"We've picked up all the good work they've done on the project, and one of the key executives of that project has joined Trident to capitalise on that IP," he said.
The project has secured a $320 million financial commitment from China, and de Kock must come up with the remaining $80 million from institutional and other investors.
The link into the Pilbara and north-west shelf of Western Australia is designed to capitalise on the hunger of resources companies to automate their operations.
While many of the larger miners run their own fibre —typically in rail corridors — from remote sites to port operations, de Kock said there was a need for commercial capacity to then take that traffic to Perth, where firms such as Rio Tinto have established remote operations centres.
"The miners don't have any infrastructure of their own between Perth and the Pilbara," de Kock said.
Part of the reason for running a subsea — rather than terrestrial — link from the Pilbara to Perth is to provide resilience against the impact of cyclones, which cause problems for resources projects in the area.
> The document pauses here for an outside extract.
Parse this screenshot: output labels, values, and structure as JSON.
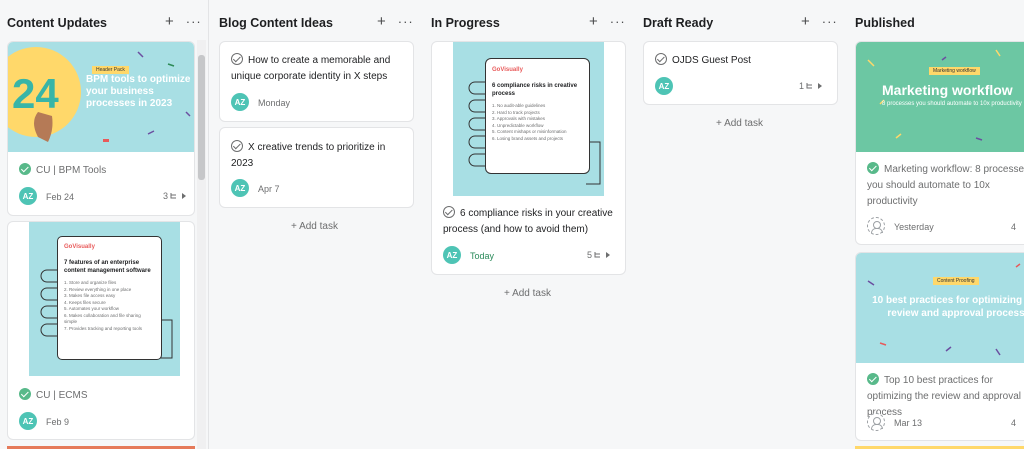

de Kock said Trident had been assisted by the Western Australian state government to initiate discussions with resources companies to take capacity on the proposed network.
"The Western Australian Government have been very helpful in facilitating those discussions because they want to see this cable system built to improve the commercial availability and resilience of communication services up into that area," de Kock said.
He indicated that Trident already had commitments from resources firms to take capacity on the infrastructure.
Trident is looking to begin marine survey work in the next four weeks, according to de Kock.
He expects the agreement with Matrix to save a lot of time in getting construction started. Rivals, such as the Australia-Singapore Cable, have spent the past year seeking Indonesian permits that Matrix already holds.
"The key rationale behind the project or competitive advantage is the fact that we have, by virtue of our deal with Matrix, obviously saved a lot of construction time, a lot of permitting, permissions approvals and operational capability," de Kock said.
"That saves us a lot of time in actually deploying the project, and having the Indonesian approvals and permits already in place avoids that schedule uncertainty."
Trident is one of three cable operators vying to be the first to roll out a subsea cable between Perth and Singapore that will provide fresh capacity on the congested route, which is currently serviced by the SEA-ME-WE 3 cable.
The Australia-Singapore Cable, which is being held up by Indonesian permits, and the SubPartners cable being pushed by entrepreneurs Bevan Slattery and Ted Pretty are Trident's main rivals. A fourth project was briefly mooted in May before being withdrawn.
de Kock is keen to ensure that Trident has "first mover advantage" in getting its cables laid.
"It's common wisdom to say the first company to start construction of the cable — the completion will just follow — has a strong commercial advantage and it would erode significantly the business case of a second cable operator coming into that market," he said.